## Task description
Output the data unchanged and complete, minus the images.

(Entries from a dataset of interfaces)
Start of Block
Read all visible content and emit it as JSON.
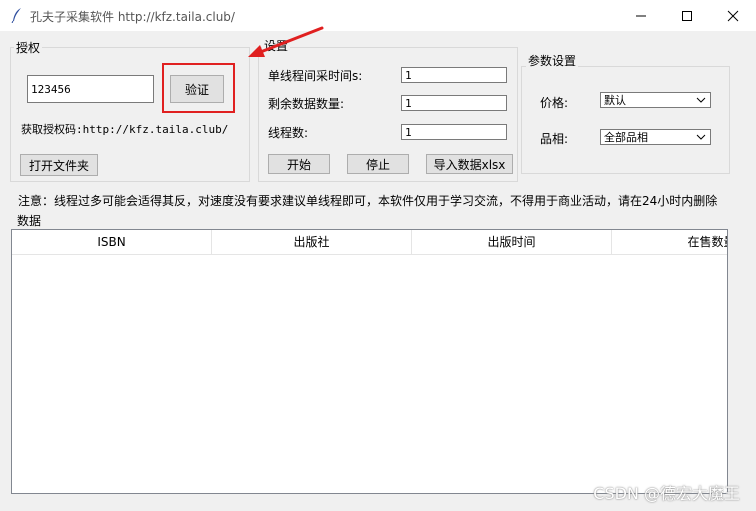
{
  "window": {
    "title": "孔夫子采集软件 http://kfz.taila.club/"
  },
  "auth": {
    "group_title": "授权",
    "code_value": "123456",
    "verify_label": "验证",
    "get_code_text": "获取授权码:http://kfz.taila.club/",
    "open_folder_label": "打开文件夹"
  },
  "settings": {
    "group_title": "设置",
    "interval_label": "单线程间采时间s:",
    "interval_value": "1",
    "remaining_label": "剩余数据数量:",
    "remaining_value": "1",
    "threads_label": "线程数:",
    "threads_value": "1",
    "start_label": "开始",
    "stop_label": "停止",
    "export_label": "导入数据xlsx"
  },
  "params": {
    "group_title": "参数设置",
    "price_label": "价格:",
    "price_value": "默认",
    "category_label": "品相:",
    "category_value": "全部品相"
  },
  "notice": "注意：线程过多可能会适得其反，对速度没有要求建议单线程即可，本软件仅用于学习交流，不得用于商业活动，请在24小时内删除",
  "data": {
    "group_title": "数据",
    "columns": [
      "ISBN",
      "出版社",
      "出版时间",
      "在售数量"
    ]
  },
  "watermark": "CSDN @德宏大魔王",
  "colors": {
    "highlight": "#e02020",
    "arrow": "#e02020"
  }
}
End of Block
## Exercise solution
Read all visible content and emit it as JSON.
{
  "window": {
    "title": "孔夫子采集软件 http://kfz.taila.club/"
  },
  "auth": {
    "group_title": "授权",
    "code_value": "123456",
    "verify_label": "验证",
    "get_code_text": "获取授权码:http://kfz.taila.club/",
    "open_folder_label": "打开文件夹"
  },
  "settings": {
    "group_title": "设置",
    "interval_label": "单线程间采时间s:",
    "interval_value": "1",
    "remaining_label": "剩余数据数量:",
    "remaining_value": "1",
    "threads_label": "线程数:",
    "threads_value": "1",
    "start_label": "开始",
    "stop_label": "停止",
    "export_label": "导入数据xlsx"
  },
  "params": {
    "group_title": "参数设置",
    "price_label": "价格:",
    "price_value": "默认",
    "category_label": "品相:",
    "category_value": "全部品相"
  },
  "notice": "注意：线程过多可能会适得其反，对速度没有要求建议单线程即可，本软件仅用于学习交流，不得用于商业活动，请在24小时内删除",
  "data": {
    "group_title": "数据",
    "columns": [
      "ISBN",
      "出版社",
      "出版时间",
      "在售数量"
    ]
  },
  "watermark": "CSDN @德宏大魔王",
  "colors": {
    "highlight": "#e02020",
    "arrow": "#e02020"
  }
}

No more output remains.